:: Assignment ::
Find the word "Vintage" in the listing. Copy out each line where it occurs.

:: Records for this exercise ::
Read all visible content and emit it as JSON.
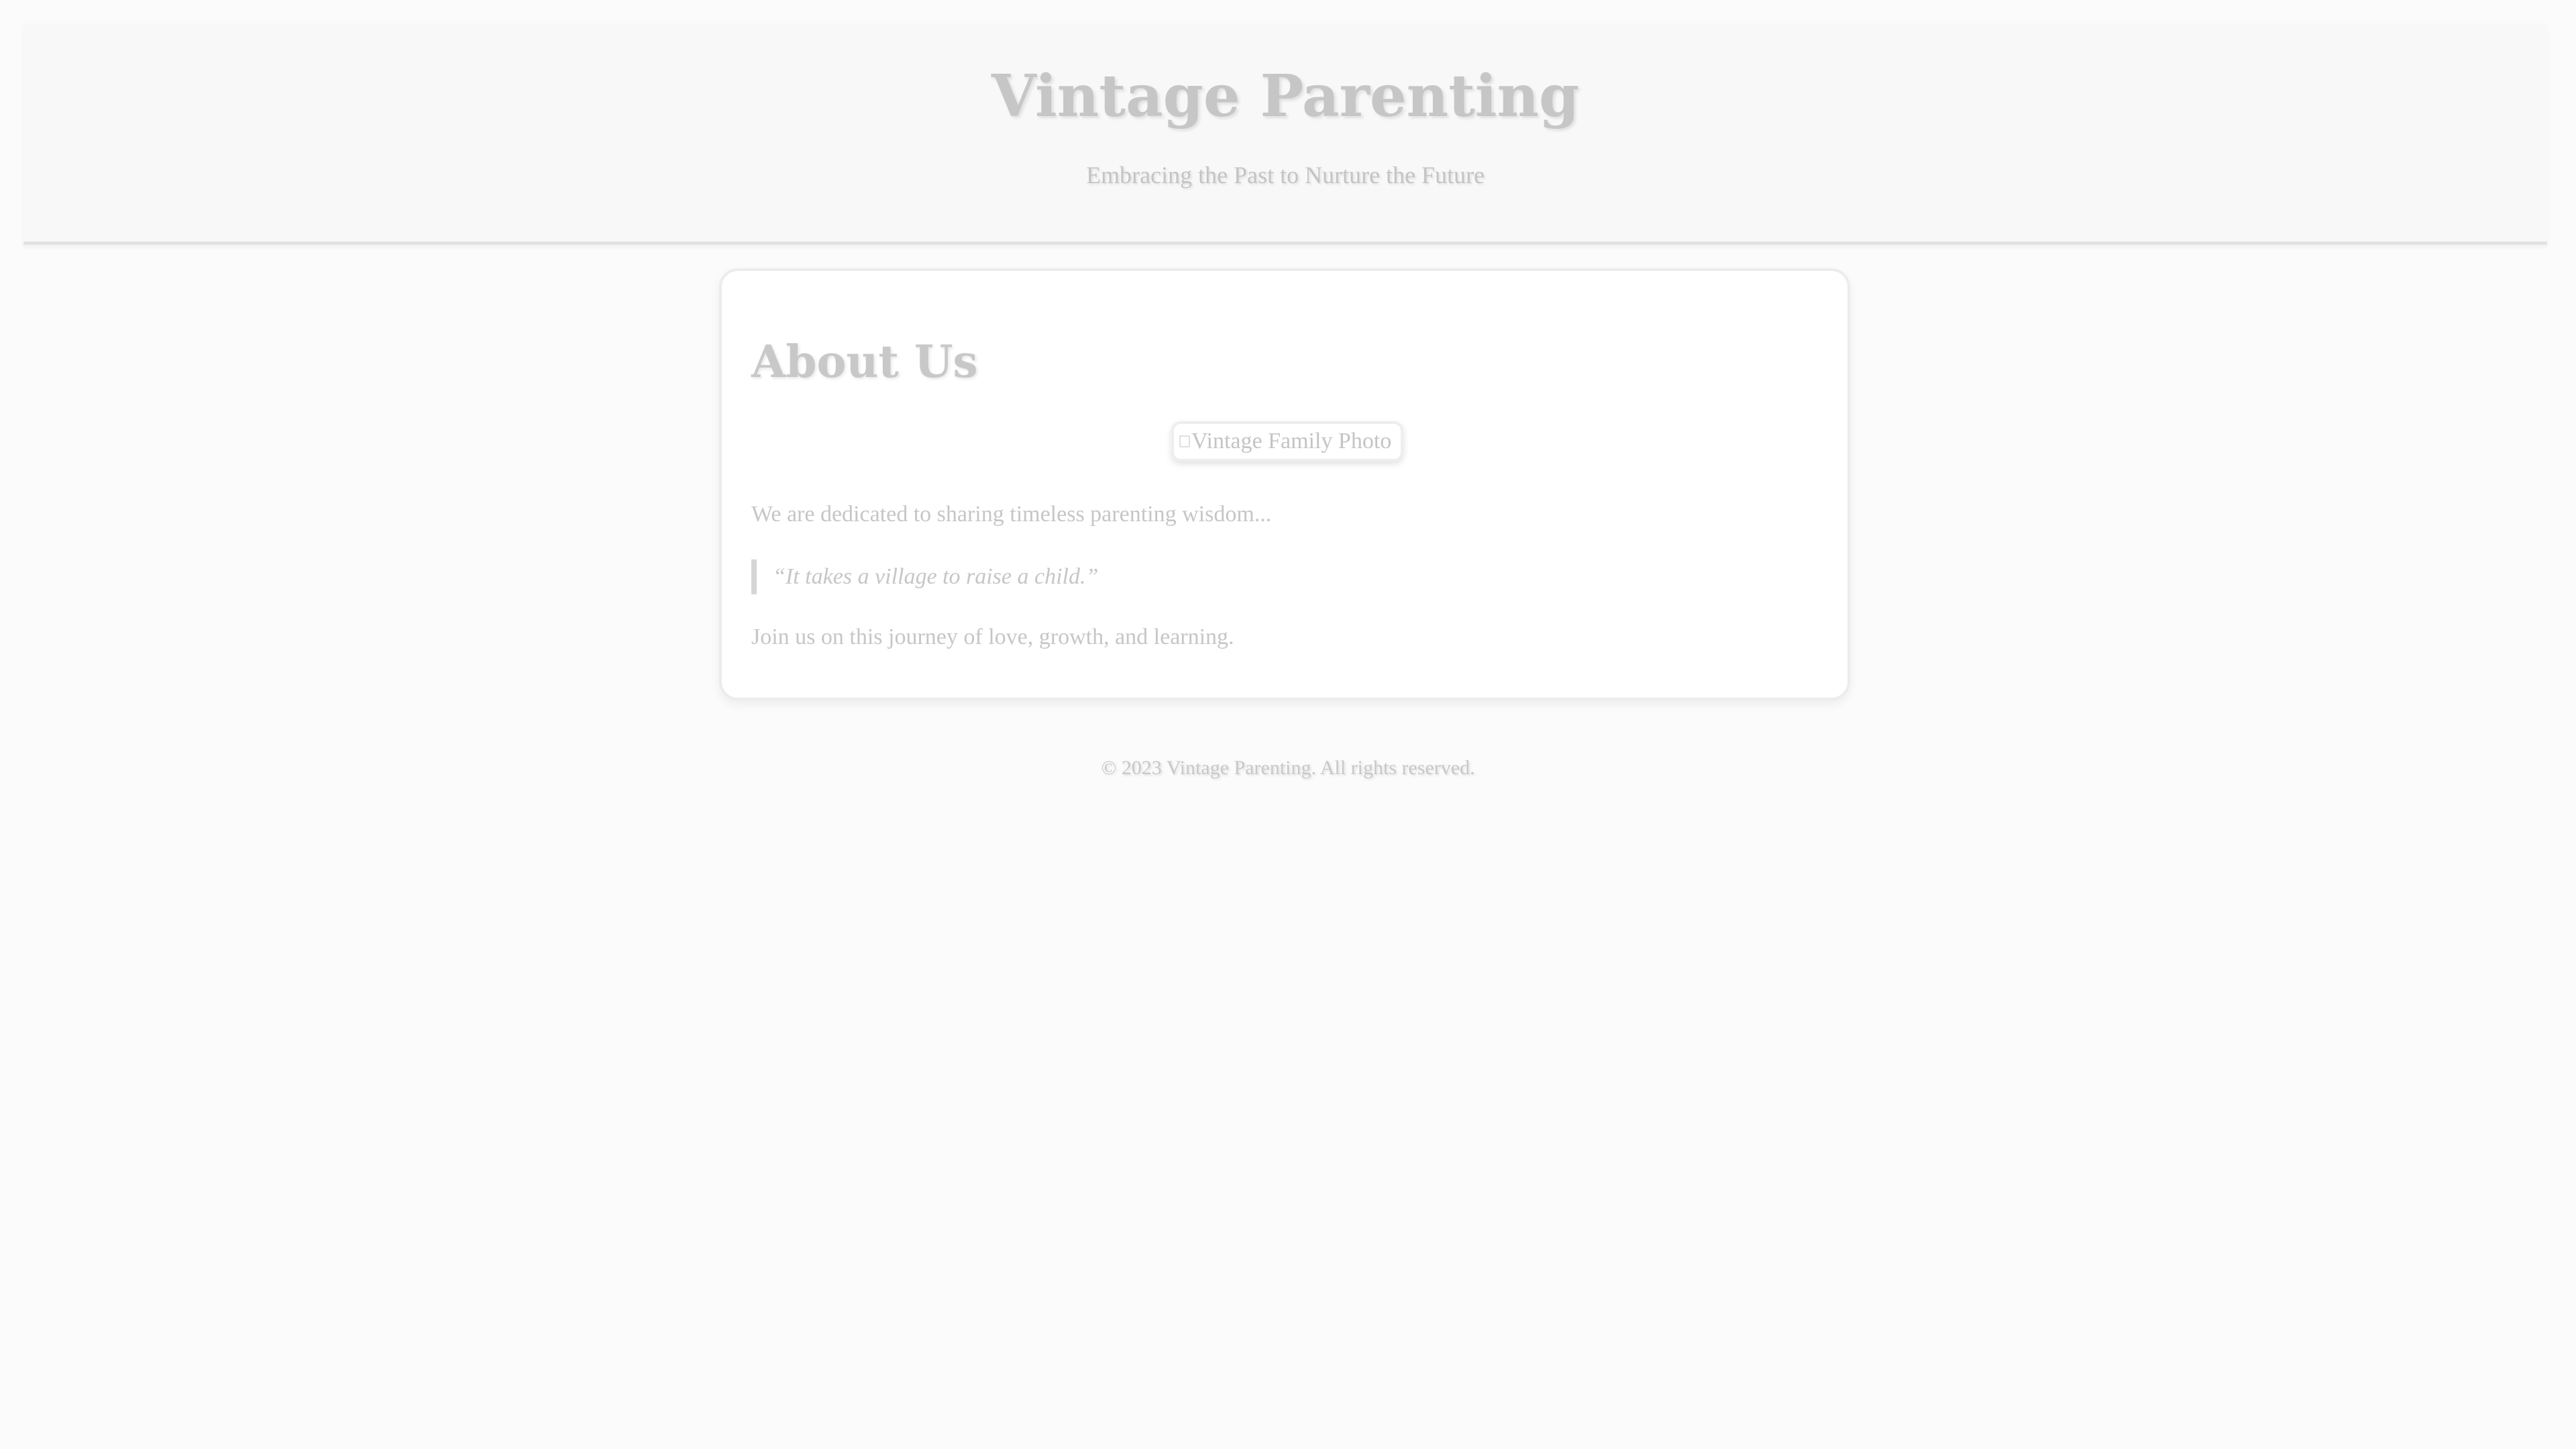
{
  "header": {
    "title": "Vintage Parenting",
    "tagline": "Embracing the Past to Nurture the Future"
  },
  "about": {
    "heading": "About Us",
    "photo_alt": "Vintage Family Photo",
    "intro": "We are dedicated to sharing timeless parenting wisdom...",
    "quote": "“It takes a village to raise a child.”",
    "closing": "Join us on this journey of love, growth, and learning."
  },
  "footer": {
    "copyright": "© 2023 Vintage Parenting. All rights reserved."
  },
  "colors": {
    "background": "#fbfbfb",
    "header_background": "#f8f8f8",
    "card_background": "#ffffff",
    "text": "#c8c8c8",
    "quote_border": "#d6d6d6"
  }
}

:: Response area ::
    "title": "Vintage Parenting",
    "photo_alt": "Vintage Family Photo",
    "copyright": "© 2023 Vintage Parenting. All rights reserved."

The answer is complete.